You want to create something new? Fine. Put the effort into making a new, cohesive design.

That didn’t happen here. The old and new elements were thrown together, without any thought to how they work together. (They don’t.) And sometimes the new elements come completely at the expense of what's left of the old. For example, the new altar table means that the old sanctuary isn’t even used. And the newly slanted pews shamefully cover up the intricate tile work in the side aisles.

Of course, I understand the difficulties and financial hardships OMS has had. No one is more mindful of that than I. And I don't begrudge a parish for Tabula Rasa changes that happen because of that.

However, simply being poor is no excuse for taking a hatchet to your interior. There's no justification for that. Absolutely none.

Not that it matters now; the damage is done. And today, OMS is a long, long way from 1867.

 

How's It Doing?

Poorly, since as of January 2013 it was consolidated with neighboring St. Ignatius of Loyola.

Not necessarily a surprising development, since the parish hadn't been particularly prosperous for a long time. It’s been twinned with St. Ignatius of Loyola for the past 10 years or so, and its attendance numbers had fluctuated between 100 and 200 during that time frame.

Combine that with its less-than-prime location, decades of neglect, and a ton of physical wear and tear, and you had a pretty scuffling parish.

At the very least, the building will remain for a time as a worship site for St. Ignatius. Not that there's really much left to see, architecturally, but the people are pretty friendly and passionate:

 This parish couldn’t have had a more apt name.

 

Travel Tidbits

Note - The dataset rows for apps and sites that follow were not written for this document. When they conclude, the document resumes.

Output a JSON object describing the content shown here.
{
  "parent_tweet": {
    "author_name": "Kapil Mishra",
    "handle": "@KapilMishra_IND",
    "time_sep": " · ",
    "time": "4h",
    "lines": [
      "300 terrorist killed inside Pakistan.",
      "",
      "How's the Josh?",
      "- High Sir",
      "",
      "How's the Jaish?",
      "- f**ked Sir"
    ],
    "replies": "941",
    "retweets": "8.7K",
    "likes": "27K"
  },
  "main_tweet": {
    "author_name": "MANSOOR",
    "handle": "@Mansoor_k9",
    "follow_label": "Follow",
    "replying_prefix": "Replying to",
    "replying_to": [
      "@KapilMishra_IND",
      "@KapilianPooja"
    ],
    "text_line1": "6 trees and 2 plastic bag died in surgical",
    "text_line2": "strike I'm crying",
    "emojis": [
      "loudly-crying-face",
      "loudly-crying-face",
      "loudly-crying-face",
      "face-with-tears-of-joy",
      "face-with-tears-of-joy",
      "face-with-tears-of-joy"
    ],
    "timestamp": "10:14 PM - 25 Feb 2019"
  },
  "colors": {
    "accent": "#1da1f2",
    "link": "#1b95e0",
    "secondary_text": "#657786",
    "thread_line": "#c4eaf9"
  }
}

48th & Lancaster isn’t as bad as some areas we’ve seen. (It’s certainly got nothing on Camden.) It’s still very rundown, so proceed with your usual amounts of urban caution. That said, there’s plenty of parking in front of the church, so you shouldn’t have to walk anywhere.

Even better, OMS sits in front of a giant cemetery and faces a park, so you’re insulated somewhat from the surrounding neighborhood.

As far as getting there, it’s one of the easier trips. Early Sunday is a great time to travel, and I encountered no problems on my Expressway – City Ave. – Belmont Ave. route.

 

Interesting Note

As mentioned briefly above, OMS sits in front of a gigantic cemetery — aptly titled Cathedral Cemetery. Not surprising, I guess, since a lot of older-than-dirt parishes have them. None are this big, however, or as ornamental. It’s like a poor man’s Laurel Hill Cemetery.

(If you’ve been there, you know that’s the highest compliment I can pay. And if you haven’t been there, why the hell not?)

A grumbling post-mass stomach kept the Project from doing too much exploring, but what I saw was really nice. Take that into account if you decide to visit.

 

Image Gallery

 

The Final Word

There’s really no reason to go inside; the impressive exterior and cemetery are really all you need to see. Damn you, St. Cyprian Effect!